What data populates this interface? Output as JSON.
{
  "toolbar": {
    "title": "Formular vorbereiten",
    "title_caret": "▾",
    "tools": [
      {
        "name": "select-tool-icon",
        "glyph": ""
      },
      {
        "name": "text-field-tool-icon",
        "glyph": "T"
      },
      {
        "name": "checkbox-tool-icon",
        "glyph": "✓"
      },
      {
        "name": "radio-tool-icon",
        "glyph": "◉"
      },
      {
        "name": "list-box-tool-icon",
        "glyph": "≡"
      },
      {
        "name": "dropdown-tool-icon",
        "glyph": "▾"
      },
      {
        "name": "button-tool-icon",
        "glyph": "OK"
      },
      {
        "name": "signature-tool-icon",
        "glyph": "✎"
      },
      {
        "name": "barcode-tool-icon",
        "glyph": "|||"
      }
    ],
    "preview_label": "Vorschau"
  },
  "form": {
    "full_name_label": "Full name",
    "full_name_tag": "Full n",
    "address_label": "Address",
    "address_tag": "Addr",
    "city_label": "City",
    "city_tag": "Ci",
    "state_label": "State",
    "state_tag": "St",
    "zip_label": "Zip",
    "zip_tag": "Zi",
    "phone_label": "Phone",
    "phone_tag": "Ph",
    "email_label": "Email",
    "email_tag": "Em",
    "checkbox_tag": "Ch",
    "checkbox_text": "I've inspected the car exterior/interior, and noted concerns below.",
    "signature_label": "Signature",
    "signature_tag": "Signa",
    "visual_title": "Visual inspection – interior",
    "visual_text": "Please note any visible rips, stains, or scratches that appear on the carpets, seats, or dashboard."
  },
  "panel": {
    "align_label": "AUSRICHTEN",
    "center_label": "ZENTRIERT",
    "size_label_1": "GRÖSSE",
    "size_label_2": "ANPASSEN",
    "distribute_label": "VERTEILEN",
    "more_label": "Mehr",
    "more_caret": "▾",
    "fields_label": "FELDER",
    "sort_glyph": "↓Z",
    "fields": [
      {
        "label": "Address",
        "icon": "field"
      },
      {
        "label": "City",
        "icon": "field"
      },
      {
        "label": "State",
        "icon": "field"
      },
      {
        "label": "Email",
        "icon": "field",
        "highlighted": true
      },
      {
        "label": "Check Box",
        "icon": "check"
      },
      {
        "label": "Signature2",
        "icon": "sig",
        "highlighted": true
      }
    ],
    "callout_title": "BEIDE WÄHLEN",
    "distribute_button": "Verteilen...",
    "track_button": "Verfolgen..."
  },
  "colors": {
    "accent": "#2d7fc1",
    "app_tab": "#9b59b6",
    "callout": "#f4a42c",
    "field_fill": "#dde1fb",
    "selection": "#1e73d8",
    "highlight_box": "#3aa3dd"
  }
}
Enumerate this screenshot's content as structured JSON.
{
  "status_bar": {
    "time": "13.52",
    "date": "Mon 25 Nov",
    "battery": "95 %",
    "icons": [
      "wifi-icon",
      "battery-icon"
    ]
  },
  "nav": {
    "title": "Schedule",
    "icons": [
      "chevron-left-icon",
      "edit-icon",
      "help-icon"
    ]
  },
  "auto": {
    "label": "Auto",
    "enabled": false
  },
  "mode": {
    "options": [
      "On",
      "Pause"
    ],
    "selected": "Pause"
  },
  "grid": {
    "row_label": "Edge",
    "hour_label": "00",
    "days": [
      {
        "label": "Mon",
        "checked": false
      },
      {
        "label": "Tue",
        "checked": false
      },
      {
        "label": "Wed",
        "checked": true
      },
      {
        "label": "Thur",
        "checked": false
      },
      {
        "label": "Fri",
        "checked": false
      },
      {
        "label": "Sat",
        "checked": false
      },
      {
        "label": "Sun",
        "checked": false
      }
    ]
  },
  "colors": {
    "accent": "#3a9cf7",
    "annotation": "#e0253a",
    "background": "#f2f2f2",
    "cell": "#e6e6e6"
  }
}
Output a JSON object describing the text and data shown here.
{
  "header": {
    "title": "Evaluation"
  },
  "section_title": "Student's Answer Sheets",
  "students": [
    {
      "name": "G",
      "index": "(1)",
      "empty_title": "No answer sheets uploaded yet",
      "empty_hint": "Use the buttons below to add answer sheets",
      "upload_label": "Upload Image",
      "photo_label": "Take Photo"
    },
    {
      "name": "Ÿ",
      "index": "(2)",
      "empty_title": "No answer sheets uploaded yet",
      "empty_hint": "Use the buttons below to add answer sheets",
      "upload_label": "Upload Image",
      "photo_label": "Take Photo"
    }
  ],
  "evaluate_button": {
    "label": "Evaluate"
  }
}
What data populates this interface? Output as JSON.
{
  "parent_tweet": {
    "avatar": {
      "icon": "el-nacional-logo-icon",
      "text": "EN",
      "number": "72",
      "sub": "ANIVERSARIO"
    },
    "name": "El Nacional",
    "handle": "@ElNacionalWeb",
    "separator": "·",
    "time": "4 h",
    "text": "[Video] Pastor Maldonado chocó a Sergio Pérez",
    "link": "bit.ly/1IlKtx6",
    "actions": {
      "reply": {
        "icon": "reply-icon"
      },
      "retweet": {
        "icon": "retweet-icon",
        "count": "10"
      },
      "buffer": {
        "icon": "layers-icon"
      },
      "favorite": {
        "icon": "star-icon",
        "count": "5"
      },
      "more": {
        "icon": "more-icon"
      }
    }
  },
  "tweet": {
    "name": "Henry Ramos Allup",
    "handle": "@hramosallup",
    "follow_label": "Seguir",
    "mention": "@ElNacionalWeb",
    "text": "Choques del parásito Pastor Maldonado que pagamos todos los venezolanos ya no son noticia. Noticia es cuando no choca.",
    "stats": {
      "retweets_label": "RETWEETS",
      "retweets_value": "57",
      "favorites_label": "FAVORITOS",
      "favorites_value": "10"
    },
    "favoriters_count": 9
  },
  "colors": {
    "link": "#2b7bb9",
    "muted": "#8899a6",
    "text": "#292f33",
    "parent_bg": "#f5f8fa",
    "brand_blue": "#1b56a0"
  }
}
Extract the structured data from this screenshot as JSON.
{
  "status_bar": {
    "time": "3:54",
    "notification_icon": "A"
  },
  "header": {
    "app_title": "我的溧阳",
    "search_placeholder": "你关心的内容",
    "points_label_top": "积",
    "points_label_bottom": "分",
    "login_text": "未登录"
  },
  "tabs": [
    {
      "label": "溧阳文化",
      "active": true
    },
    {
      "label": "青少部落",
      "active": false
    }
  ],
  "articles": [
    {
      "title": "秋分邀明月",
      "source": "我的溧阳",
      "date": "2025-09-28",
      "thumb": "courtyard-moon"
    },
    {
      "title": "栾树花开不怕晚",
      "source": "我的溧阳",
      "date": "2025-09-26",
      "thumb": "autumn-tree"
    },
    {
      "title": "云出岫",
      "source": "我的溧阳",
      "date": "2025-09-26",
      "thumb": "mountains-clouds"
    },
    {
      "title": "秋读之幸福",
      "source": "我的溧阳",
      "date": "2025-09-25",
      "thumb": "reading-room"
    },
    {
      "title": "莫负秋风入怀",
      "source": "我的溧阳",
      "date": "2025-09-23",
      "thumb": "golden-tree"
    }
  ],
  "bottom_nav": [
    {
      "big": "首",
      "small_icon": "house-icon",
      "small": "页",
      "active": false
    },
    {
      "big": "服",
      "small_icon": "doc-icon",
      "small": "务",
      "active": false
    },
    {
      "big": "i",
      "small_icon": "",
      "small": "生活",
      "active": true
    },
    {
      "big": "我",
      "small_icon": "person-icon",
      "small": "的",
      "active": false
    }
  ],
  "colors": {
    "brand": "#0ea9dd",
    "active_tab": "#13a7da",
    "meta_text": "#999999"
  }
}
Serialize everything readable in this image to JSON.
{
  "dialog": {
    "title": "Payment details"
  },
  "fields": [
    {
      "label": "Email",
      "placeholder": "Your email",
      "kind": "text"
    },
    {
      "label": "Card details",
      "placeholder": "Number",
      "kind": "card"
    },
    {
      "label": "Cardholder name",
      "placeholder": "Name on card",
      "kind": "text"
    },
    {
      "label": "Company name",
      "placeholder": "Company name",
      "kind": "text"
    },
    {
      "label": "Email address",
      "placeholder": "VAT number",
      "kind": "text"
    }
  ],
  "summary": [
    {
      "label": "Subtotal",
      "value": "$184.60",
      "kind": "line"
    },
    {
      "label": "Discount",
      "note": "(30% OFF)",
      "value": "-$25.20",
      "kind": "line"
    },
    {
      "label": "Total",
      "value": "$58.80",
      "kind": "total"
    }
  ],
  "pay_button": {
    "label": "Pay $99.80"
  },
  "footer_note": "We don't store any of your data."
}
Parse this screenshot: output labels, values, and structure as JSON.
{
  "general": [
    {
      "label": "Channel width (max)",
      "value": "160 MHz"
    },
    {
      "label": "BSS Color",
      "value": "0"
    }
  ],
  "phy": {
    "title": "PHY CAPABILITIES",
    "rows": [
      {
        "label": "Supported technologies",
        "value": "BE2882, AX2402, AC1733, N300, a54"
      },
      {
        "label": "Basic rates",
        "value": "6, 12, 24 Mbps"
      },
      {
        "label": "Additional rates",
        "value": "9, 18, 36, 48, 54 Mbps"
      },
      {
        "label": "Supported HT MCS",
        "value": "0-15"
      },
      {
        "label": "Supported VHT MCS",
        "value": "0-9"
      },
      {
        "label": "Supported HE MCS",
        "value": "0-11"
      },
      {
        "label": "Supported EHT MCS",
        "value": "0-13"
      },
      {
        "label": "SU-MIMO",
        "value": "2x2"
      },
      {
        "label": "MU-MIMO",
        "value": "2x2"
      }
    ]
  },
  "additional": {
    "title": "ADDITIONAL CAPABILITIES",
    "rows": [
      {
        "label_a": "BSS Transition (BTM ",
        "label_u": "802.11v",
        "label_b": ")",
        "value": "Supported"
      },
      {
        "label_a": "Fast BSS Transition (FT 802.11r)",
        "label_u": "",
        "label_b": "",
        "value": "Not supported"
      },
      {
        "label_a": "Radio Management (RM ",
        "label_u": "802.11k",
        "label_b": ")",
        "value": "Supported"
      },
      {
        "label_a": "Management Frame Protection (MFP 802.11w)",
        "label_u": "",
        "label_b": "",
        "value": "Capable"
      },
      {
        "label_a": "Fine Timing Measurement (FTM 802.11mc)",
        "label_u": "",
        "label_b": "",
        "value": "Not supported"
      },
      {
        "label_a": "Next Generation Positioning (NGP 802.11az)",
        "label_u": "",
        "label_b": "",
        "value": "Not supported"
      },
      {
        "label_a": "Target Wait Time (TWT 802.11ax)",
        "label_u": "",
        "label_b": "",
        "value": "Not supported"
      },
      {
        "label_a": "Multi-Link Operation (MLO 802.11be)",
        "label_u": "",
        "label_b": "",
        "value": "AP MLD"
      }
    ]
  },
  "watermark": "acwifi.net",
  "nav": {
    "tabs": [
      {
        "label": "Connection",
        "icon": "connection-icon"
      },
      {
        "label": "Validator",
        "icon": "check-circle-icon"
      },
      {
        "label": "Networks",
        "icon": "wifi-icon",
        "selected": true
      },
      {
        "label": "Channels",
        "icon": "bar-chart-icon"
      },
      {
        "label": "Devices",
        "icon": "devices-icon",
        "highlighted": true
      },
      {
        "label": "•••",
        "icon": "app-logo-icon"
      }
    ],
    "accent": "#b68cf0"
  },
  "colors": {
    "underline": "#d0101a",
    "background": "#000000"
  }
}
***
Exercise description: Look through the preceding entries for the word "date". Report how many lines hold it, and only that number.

Finished exercise: 6